Work instructions: Copy each line below word for word and drop every image.

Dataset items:
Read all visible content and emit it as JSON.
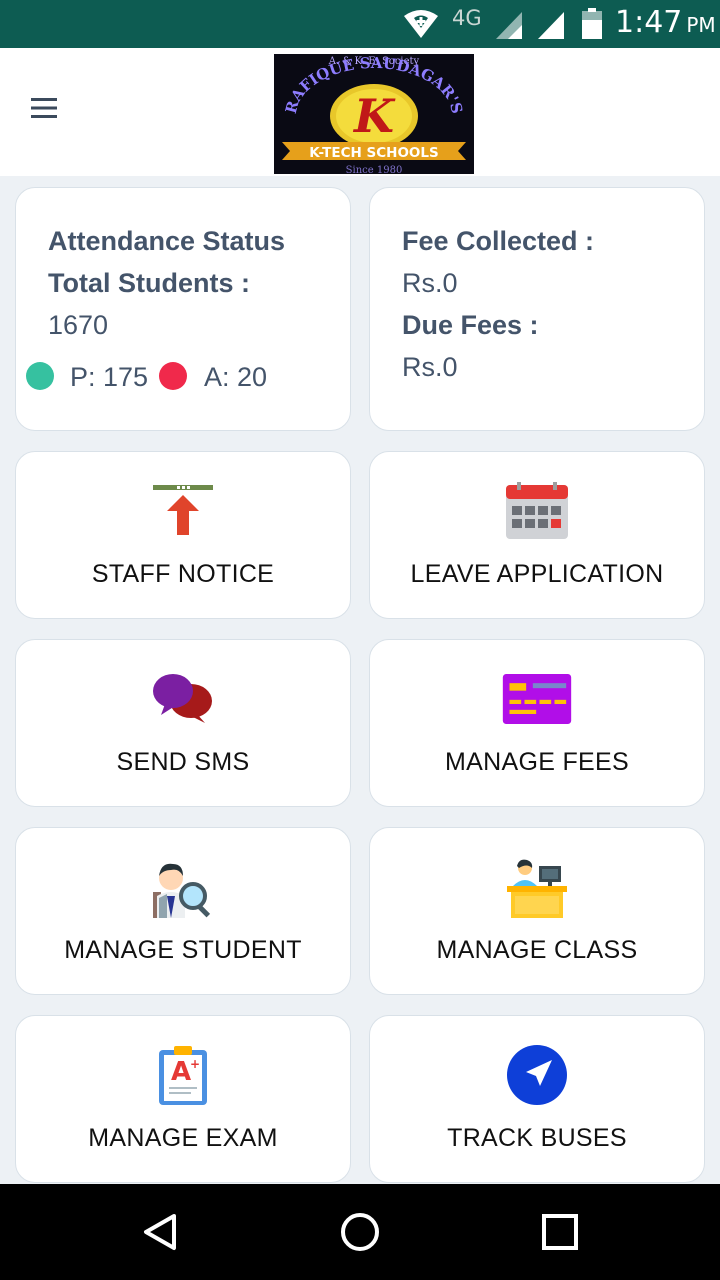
{
  "status_bar": {
    "network": "4G",
    "time": "1:47",
    "ampm": "PM",
    "icons": [
      "data-saver-icon",
      "signal-icon",
      "signal-icon",
      "battery-icon"
    ]
  },
  "header": {
    "menu_icon": "hamburger-menu-icon",
    "logo": {
      "society": "A. & K. E. Society",
      "arc_text": "RAFIQUE SAUDAGAR'S",
      "letter": "K",
      "banner": "K-TECH SCHOOLS",
      "since": "Since 1980"
    }
  },
  "attendance": {
    "title": "Attendance Status",
    "total_label": "Total Students :",
    "total_value": "1670",
    "present": "P: 175",
    "absent": "A: 20",
    "present_color": "#36c1a0",
    "absent_color": "#f0294b"
  },
  "fees_summary": {
    "collected_label": "Fee Collected :",
    "collected_value": "Rs.0",
    "due_label": "Due Fees :",
    "due_value": "Rs.0"
  },
  "tiles": [
    {
      "label": "STAFF NOTICE",
      "icon": "upload-notice-icon"
    },
    {
      "label": "LEAVE APPLICATION",
      "icon": "calendar-icon"
    },
    {
      "label": "SEND SMS",
      "icon": "chat-bubbles-icon"
    },
    {
      "label": "MANAGE FEES",
      "icon": "payment-card-icon"
    },
    {
      "label": "MANAGE STUDENT",
      "icon": "student-search-icon"
    },
    {
      "label": "MANAGE CLASS",
      "icon": "classroom-desk-icon"
    },
    {
      "label": "MANAGE EXAM",
      "icon": "exam-clipboard-icon"
    },
    {
      "label": "TRACK BUSES",
      "icon": "navigation-icon"
    }
  ],
  "nav": {
    "back": "back-icon",
    "home": "home-icon",
    "recents": "recents-icon"
  }
}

Reply to the exercise:
Read all visible content and emit it as JSON.
{
  "status_bar": {
    "network": "4G",
    "time": "1:47",
    "ampm": "PM",
    "icons": [
      "data-saver-icon",
      "signal-icon",
      "signal-icon",
      "battery-icon"
    ]
  },
  "header": {
    "menu_icon": "hamburger-menu-icon",
    "logo": {
      "society": "A. & K. E. Society",
      "arc_text": "RAFIQUE SAUDAGAR'S",
      "letter": "K",
      "banner": "K-TECH SCHOOLS",
      "since": "Since 1980"
    }
  },
  "attendance": {
    "title": "Attendance Status",
    "total_label": "Total Students :",
    "total_value": "1670",
    "present": "P: 175",
    "absent": "A: 20",
    "present_color": "#36c1a0",
    "absent_color": "#f0294b"
  },
  "fees_summary": {
    "collected_label": "Fee Collected :",
    "collected_value": "Rs.0",
    "due_label": "Due Fees :",
    "due_value": "Rs.0"
  },
  "tiles": [
    {
      "label": "STAFF NOTICE",
      "icon": "upload-notice-icon"
    },
    {
      "label": "LEAVE APPLICATION",
      "icon": "calendar-icon"
    },
    {
      "label": "SEND SMS",
      "icon": "chat-bubbles-icon"
    },
    {
      "label": "MANAGE FEES",
      "icon": "payment-card-icon"
    },
    {
      "label": "MANAGE STUDENT",
      "icon": "student-search-icon"
    },
    {
      "label": "MANAGE CLASS",
      "icon": "classroom-desk-icon"
    },
    {
      "label": "MANAGE EXAM",
      "icon": "exam-clipboard-icon"
    },
    {
      "label": "TRACK BUSES",
      "icon": "navigation-icon"
    }
  ],
  "nav": {
    "back": "back-icon",
    "home": "home-icon",
    "recents": "recents-icon"
  }
}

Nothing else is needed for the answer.